Reference - Detail
|Author||Sugimori M, Hayakawa Y, Boman BM, Fields JZ, Awaji M, Kozano H, Tamura R, Yamamoto S, Ogata T, Yamada M, Endo S, Kurimoto M, Kuroda S.|
|Title||Discovery of Power-Law Growth in the Self-Renewal of Heterogeneous Glioma Stem Cell Populations.|
BACKGROUND:Accumulating evidence indicates that cancer stem cells (CSCs) drive tumorigenesis. This suggests that CSCs should make ideal therapeutic targets. However, because CSC populations in tumors appear heterogeneous, it remains unclear how CSCs might be effectively targeted. To investigate the mechanisms by which CSC populations maintain heterogeneity during self-renewal, we established a glioma sphere (GS) forming model, to generate a population in which glioma stem cells (GSCs) become enriched. We hypothesized, based on the clonal evolution concept, that with each passage in culture, heterogeneous clonal sublines of GSs are generated that progressively show increased proliferative ability.
METHODOLOGY/PRINCIPAL FINDINGS:To test this hypothesis, we determined whether, with each passage, glioma neurosphere culture generated from four different glioma cell lines become progressively proliferative (i.e., enriched in large spheres). Rather than monitoring self-renewal, we measured heterogeneity based on neurosphere clone sizes (#cells/clone). Log-log plots of distributions of clone sizes yielded a good fit (r>0.90) to a straight line (log(% total clones) = k*log(#cells/clone)) indicating that the system follows a power-law (y = xk) with a specific degree exponent (k = -1.42). Repeated passaging of the total GS population showed that the same power-law was maintained over six passages (CV = -1.01 to -1.17). Surprisingly, passage of either isolated small or large subclones generated fully heterogeneous populations that retained the original power-law-dependent heterogeneity. The anti-GSC agent Temozolomide, which is well known as a standard therapy for glioblastoma multiforme (GBM), suppressed the self-renewal of clones, but it never disrupted the power-law behavior of a GS population.

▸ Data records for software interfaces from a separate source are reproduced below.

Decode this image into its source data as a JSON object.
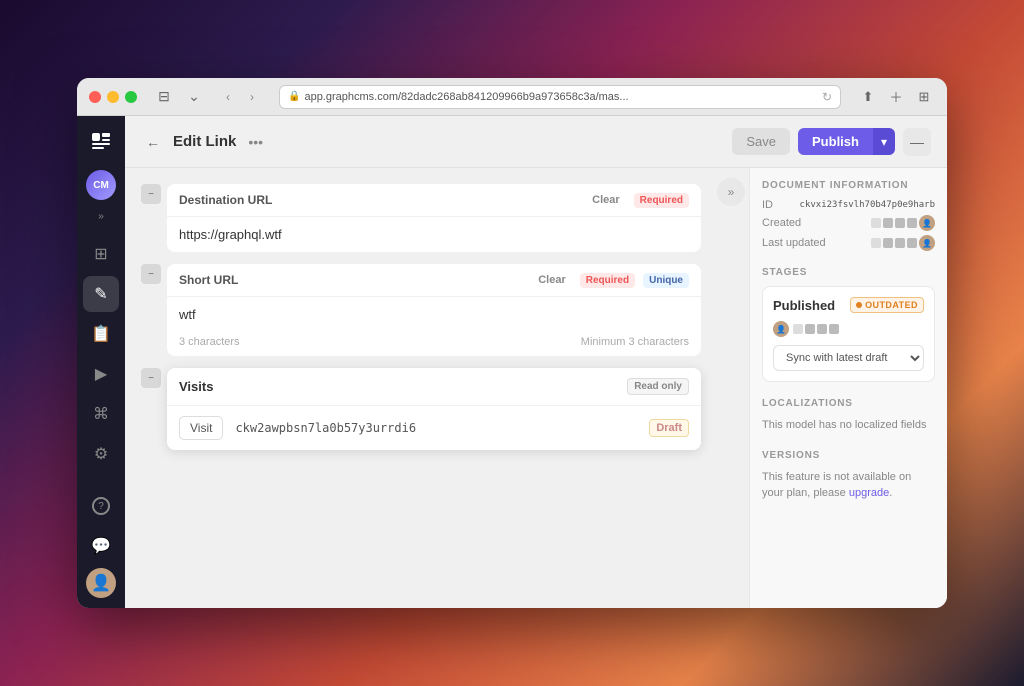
{
  "window": {
    "traffic_lights": [
      "red",
      "yellow",
      "green"
    ],
    "address": "app.graphcms.com/82dadc268ab841209966b9a973658c3a/mas...",
    "address_icon": "🔒"
  },
  "sidebar": {
    "logo_text": "G",
    "avatar_initials": "CM",
    "items": [
      {
        "id": "layers",
        "icon": "⊞",
        "active": false
      },
      {
        "id": "edit",
        "icon": "✏️",
        "active": true
      },
      {
        "id": "document",
        "icon": "📄",
        "active": false
      },
      {
        "id": "play",
        "icon": "▶",
        "active": false
      },
      {
        "id": "webhook",
        "icon": "⌘",
        "active": false
      },
      {
        "id": "settings",
        "icon": "⚙",
        "active": false
      },
      {
        "id": "help",
        "icon": "?",
        "active": false
      },
      {
        "id": "chat",
        "icon": "💬",
        "active": false
      }
    ]
  },
  "topbar": {
    "back_icon": "←",
    "title": "Edit Link",
    "more_icon": "•••",
    "save_label": "Save",
    "publish_label": "Publish",
    "publish_arrow": "▾",
    "collapse_icon": "—"
  },
  "fields": {
    "destination_url": {
      "label": "Destination URL",
      "clear_label": "Clear",
      "required_label": "Required",
      "value": "https://graphql.wtf",
      "placeholder": ""
    },
    "short_url": {
      "label": "Short URL",
      "clear_label": "Clear",
      "required_label": "Required",
      "unique_label": "Unique",
      "value": "wtf",
      "char_count": "3 characters",
      "min_chars": "Minimum 3 characters"
    },
    "visits": {
      "label": "Visits",
      "readonly_label": "Read only",
      "visit_btn_label": "Visit",
      "visit_id": "ckw2awpbsn7la0b57y3urrdi6",
      "draft_label": "Draft"
    }
  },
  "right_panel": {
    "document_info": {
      "section_title": "DOCUMENT INFORMATION",
      "id_label": "ID",
      "id_value": "ckvxi23fsvlh70b47p0e9harb",
      "created_label": "Created",
      "last_updated_label": "Last updated"
    },
    "stages": {
      "section_title": "STAGES",
      "published_label": "Published",
      "outdated_label": "OUTDATED",
      "sync_label": "Sync with latest draft"
    },
    "localizations": {
      "section_title": "LOCALIZATIONS",
      "message": "This model has no localized fields"
    },
    "versions": {
      "section_title": "VERSIONS",
      "message": "This feature is not available on your plan, please ",
      "upgrade_label": "upgrade",
      "upgrade_suffix": "."
    }
  }
}
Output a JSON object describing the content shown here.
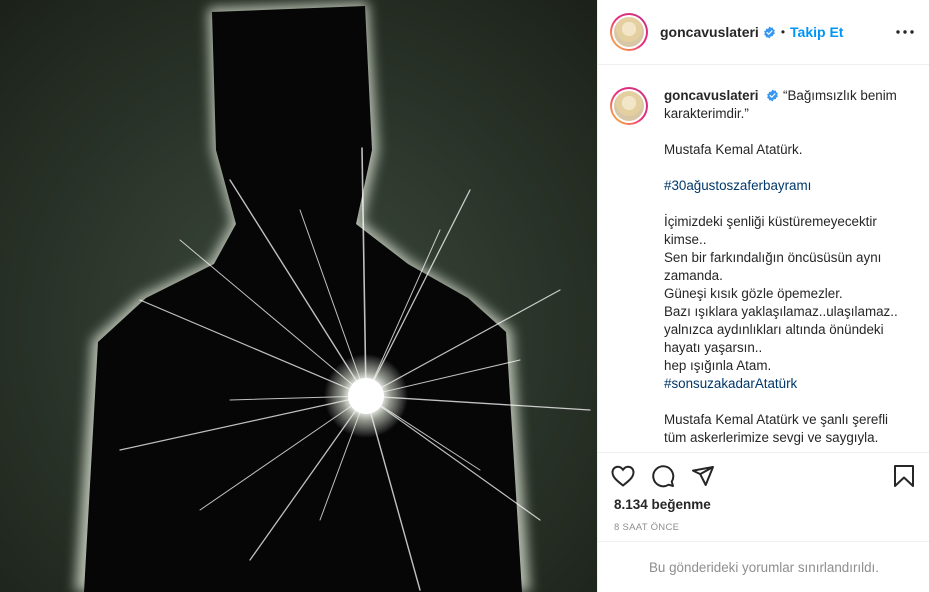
{
  "post": {
    "username": "goncavuslateri",
    "follow_label": "Takip Et",
    "dot": "•",
    "caption": {
      "line1": "“Bağımsızlık benim karakterimdir.”",
      "line2": "Mustafa Kemal Atatürk.",
      "hashtag1": "#30ağustoszaferbayramı",
      "p1": "İçimizdeki şenliği küstüremeyecektir kimse..",
      "p2": "Sen bir farkındalığın öncüsüsün aynı zamanda.",
      "p3": "Güneşi kısık gözle öpemezler.",
      "p4": "Bazı ışıklara yaklaşılamaz..ulaşılamaz..",
      "p5": "yalnızca aydınlıkları altında önündeki hayatı yaşarsın..",
      "p6": "hep ışığınla Atam.",
      "hashtag2": "#sonsuzakadarAtatürk",
      "p7": "Mustafa Kemal Atatürk ve şanlı şerefli tüm askerlerimize sevgi ve saygıyla."
    },
    "likes": "8.134 beğenme",
    "time": "8 saat önce",
    "comments_disabled": "Bu gönderideki yorumlar sınırlandırıldı."
  },
  "icons": {
    "verified": "verified-badge-icon",
    "more": "more-options-icon",
    "like": "heart-icon",
    "comment": "comment-icon",
    "share": "share-icon",
    "save": "bookmark-icon"
  },
  "colors": {
    "link_blue": "#0095f6",
    "hashtag": "#00376b",
    "muted": "#8e8e8e",
    "border": "#efefef"
  }
}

CONCLUSIONS/SIGNIFICANCE:Although the data above did not support the stated hypothesis, they did strongly suggest a novel mechanism that underlies CSC heterogeneity. They indicate that power-law growth governs the self-renewal of heterogeneous glioma stem cell populations. That the data always fit a power-law suggests that: (i) clone sizes follow continuous, non-random, and scale-free hierarchy; (ii) precise biologic rules that reflect self-organizing emergent behaviors govern the generation of neurospheres. That the power-law behavior and the original GS heterogeneity are maintained over multiple passages indicates that these rules are invariant. These self-organizing mechanisms very likely underlie tumor heterogeneity during tumor growth. Discovery of this power-law behavior provides a mechanism that could be targeted in the development of new, more effective, anti-cancer agents.
|MeSH||Cell Line, Tumor Cell Proliferation / drug effects Cell Self Renewal* / drug effects Cell Size Clone Cells / drug effects Clone Cells / pathology Dacarbazine / analogs & derivatives Dacarbazine / pharmacology Dacarbazine / therapeutic use Glioma / drug therapy Glioma / pathology* Humans Models, Biological Molecular Targeted Therapy Neoplastic Stem Cells / drug effects Neoplastic Stem Cells / pathology* Temozolomide|
|WOS Category||CELL BIOLOGY|
|Human and Animal Cells||U251(RCB0461) U-87 MG(RCB0419)|